0:00 Introduction: Vitamin D feeds microbes
0:53 Your microbes produce nutrients
1:42 Subclinical vitamin D deficiency
3:38 Vitamin D deficiency in winter months
4:37 Share your success story!
In this video, we’re going to talk about vitamin D and your microbes.
Vitamin D is essential for feeding the healthy bacteria in your gut. In fact, gut microbes are dependent on the vitamin D you get from the sun or ingest.
Along with fiber, vitamin D helps support microbial diversity in your gut. Low vitamin D can throw off your microbiome ratios.
Supporting your microbiome with vitamin D is also crucial for normal levels of butyrate. Butyrate is the small-chain fatty acid that helps regulate your blood sugar levels, feed your colon cells, energize your body, and improve your insulin sensitivity.
Additionally, a poor microbiome caused by low vitamin D can contribute to a deficiency in B vitamins. This is because microbes are a primary source of many B vitamins.
The majority of the population has a subclinical vitamin D deficiency. Oftentimes, a subclinical deficiency isn’t detected in a blood test.
40% of people in the US and Europe have low vitamin D, and up to 85% of people in Arabic countries have low vitamin D.
Vitamin D deficiency can increase your risk of…
• Heart attack
• Autoimmune disease
• Regular colds
• Weight gain
Vitamin D is essential for the integrity of your gut epithelium. Since 80% of your immune system resides in your gut, an issue with your gut wall (or even leaky gut) can cause serious immune problems. It may cause your immune system to attack your own healthy cells. This is why low vitamin D is associated with autoimmunity and inflammation.

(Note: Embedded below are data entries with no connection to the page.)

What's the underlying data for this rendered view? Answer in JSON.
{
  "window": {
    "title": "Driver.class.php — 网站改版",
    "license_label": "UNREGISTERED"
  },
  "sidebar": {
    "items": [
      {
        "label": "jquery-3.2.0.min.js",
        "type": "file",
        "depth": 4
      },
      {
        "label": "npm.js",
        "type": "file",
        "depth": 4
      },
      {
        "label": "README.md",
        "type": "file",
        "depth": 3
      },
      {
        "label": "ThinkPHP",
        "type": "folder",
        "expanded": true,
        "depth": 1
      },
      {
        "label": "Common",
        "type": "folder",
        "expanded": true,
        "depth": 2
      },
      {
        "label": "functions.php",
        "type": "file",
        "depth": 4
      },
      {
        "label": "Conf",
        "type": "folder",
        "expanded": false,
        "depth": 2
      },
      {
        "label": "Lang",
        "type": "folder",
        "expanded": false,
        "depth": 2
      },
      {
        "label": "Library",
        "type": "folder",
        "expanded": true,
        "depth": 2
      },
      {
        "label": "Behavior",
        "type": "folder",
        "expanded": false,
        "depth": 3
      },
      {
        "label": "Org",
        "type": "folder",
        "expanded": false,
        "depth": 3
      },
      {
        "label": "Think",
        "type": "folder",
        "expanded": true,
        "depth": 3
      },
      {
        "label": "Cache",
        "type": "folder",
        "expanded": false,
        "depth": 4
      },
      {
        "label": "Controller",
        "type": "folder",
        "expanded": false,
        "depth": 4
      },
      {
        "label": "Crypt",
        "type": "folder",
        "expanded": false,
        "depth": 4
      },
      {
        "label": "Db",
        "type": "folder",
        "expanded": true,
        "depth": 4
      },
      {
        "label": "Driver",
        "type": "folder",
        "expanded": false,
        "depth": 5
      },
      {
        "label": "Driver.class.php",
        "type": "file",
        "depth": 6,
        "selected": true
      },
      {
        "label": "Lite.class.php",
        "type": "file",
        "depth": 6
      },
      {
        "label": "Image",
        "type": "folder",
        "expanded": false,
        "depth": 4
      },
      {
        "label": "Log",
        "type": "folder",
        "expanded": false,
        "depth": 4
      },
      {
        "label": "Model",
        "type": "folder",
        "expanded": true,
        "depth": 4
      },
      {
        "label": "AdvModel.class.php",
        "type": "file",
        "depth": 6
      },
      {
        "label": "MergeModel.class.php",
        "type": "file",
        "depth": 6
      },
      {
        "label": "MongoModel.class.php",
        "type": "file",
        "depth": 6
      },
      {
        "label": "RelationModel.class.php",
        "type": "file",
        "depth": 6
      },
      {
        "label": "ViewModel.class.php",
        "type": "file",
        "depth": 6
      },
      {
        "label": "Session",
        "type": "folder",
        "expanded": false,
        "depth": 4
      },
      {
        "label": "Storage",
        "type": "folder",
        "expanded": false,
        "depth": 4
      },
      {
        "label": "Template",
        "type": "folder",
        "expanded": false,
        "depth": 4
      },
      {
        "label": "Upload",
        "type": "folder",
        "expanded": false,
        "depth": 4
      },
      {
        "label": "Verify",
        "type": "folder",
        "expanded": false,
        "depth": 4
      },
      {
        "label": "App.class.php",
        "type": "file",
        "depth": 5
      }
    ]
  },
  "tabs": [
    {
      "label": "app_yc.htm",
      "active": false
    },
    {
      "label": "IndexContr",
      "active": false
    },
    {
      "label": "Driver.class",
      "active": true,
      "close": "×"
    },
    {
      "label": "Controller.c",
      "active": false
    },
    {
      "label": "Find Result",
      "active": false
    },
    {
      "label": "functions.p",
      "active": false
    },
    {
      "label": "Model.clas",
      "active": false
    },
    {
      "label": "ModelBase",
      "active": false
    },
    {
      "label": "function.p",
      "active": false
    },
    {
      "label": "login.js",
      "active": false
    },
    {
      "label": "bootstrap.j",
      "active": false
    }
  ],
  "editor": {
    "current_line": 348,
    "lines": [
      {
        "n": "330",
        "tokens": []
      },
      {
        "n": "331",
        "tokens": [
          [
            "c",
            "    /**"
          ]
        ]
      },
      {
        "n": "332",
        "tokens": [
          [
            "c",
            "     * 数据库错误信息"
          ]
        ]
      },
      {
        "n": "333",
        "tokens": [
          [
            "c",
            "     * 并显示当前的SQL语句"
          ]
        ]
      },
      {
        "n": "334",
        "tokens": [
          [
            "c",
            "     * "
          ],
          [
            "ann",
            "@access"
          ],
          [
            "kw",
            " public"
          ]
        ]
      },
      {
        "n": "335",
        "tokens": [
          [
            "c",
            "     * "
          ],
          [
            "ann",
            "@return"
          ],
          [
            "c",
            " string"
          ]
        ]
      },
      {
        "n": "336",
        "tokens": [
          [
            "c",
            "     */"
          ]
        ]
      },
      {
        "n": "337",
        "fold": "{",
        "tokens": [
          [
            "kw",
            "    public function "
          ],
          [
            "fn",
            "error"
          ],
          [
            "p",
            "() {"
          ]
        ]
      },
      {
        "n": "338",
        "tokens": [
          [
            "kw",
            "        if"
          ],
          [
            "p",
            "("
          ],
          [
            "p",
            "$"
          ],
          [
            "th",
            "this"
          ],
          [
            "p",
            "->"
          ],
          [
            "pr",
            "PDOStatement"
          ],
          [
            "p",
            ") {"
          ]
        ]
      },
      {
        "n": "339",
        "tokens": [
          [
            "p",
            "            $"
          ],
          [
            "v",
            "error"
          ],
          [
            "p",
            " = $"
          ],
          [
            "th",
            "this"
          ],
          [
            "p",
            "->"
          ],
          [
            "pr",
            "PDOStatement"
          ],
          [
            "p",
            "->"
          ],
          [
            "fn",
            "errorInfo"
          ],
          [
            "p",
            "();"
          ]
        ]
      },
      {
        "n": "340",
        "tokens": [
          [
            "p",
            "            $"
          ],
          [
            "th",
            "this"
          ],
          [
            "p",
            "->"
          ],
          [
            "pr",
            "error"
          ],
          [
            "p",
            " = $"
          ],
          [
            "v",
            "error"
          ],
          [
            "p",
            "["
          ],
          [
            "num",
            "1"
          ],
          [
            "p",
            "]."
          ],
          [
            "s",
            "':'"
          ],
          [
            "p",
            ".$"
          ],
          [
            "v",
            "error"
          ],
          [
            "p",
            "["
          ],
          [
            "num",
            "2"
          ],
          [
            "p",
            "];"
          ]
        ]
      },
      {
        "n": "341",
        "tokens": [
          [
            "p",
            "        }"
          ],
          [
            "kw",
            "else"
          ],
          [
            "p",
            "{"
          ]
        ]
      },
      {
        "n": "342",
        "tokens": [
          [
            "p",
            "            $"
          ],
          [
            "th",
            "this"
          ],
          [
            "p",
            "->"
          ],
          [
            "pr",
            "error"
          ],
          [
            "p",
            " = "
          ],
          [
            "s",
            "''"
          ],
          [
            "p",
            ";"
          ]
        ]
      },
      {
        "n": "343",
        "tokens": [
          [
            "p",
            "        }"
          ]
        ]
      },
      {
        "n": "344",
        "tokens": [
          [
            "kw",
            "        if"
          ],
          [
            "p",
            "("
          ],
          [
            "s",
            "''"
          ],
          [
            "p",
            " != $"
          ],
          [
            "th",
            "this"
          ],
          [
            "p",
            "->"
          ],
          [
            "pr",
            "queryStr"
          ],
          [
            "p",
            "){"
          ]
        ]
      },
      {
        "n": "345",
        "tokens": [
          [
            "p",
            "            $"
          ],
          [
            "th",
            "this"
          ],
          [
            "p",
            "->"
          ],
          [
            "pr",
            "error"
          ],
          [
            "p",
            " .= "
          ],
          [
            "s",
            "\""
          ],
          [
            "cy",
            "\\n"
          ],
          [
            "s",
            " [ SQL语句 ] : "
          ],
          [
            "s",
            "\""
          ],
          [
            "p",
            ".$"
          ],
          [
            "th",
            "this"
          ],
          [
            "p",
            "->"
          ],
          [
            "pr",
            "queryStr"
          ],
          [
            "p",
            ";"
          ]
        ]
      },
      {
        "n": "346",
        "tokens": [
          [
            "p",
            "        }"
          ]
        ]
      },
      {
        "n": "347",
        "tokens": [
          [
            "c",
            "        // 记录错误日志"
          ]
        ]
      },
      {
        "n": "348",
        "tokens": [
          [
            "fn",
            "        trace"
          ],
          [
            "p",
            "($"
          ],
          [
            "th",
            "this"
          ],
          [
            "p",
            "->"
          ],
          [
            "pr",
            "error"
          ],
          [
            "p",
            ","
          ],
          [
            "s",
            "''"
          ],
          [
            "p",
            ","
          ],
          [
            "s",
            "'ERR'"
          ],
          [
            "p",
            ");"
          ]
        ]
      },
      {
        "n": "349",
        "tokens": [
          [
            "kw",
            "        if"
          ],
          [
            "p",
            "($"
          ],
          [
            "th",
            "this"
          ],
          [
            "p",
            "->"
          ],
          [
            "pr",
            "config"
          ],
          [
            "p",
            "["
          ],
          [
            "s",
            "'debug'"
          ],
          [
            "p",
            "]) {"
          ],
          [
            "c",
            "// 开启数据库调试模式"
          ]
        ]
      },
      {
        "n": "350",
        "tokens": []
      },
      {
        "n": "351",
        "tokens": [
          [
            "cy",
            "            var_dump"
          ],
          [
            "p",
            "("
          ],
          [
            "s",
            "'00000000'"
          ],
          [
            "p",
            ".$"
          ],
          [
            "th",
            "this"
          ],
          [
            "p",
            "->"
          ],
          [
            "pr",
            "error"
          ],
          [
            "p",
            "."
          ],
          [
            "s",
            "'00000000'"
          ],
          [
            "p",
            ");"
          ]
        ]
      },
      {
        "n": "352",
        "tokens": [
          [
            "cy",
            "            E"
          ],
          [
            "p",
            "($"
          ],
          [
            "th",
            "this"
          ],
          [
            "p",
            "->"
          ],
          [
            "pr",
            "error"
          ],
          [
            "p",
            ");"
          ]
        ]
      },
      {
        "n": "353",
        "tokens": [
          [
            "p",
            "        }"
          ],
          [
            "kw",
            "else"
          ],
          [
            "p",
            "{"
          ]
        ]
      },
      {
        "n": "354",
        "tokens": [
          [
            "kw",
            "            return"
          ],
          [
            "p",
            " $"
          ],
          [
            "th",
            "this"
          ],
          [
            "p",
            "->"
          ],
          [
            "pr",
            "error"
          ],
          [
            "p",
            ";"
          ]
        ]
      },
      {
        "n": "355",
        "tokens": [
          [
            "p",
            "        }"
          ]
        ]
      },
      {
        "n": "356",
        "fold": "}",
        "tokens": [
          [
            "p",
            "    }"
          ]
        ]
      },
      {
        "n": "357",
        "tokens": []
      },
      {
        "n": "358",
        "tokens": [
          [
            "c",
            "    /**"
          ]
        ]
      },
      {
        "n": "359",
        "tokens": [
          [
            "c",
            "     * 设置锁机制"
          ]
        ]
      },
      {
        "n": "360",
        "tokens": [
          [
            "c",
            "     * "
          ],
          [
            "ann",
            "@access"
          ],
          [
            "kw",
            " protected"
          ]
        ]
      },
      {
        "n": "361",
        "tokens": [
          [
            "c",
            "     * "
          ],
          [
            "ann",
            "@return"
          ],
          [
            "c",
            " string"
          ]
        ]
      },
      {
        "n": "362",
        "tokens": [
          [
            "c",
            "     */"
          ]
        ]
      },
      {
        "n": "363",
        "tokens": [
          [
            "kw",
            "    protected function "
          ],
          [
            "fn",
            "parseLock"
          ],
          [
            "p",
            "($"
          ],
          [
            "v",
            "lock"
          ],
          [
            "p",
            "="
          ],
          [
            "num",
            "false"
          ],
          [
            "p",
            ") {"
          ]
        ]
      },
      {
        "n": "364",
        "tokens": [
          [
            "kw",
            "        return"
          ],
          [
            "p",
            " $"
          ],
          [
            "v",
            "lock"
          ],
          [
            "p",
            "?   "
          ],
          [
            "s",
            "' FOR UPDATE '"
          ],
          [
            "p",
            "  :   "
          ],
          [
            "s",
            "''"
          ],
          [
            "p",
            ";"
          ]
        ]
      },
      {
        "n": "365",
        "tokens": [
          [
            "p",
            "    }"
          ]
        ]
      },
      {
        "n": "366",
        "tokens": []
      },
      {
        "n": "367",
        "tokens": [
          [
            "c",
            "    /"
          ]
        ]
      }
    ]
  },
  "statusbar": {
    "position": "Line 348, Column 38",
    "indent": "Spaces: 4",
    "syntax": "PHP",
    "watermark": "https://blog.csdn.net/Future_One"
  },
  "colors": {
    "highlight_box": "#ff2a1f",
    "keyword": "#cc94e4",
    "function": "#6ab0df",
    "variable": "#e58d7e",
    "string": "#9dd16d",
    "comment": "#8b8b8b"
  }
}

It’s more difficult to maintain normal levels of vitamin D in the winter months. To help combat this, you can take at least 10,000IU of vitamin D daily.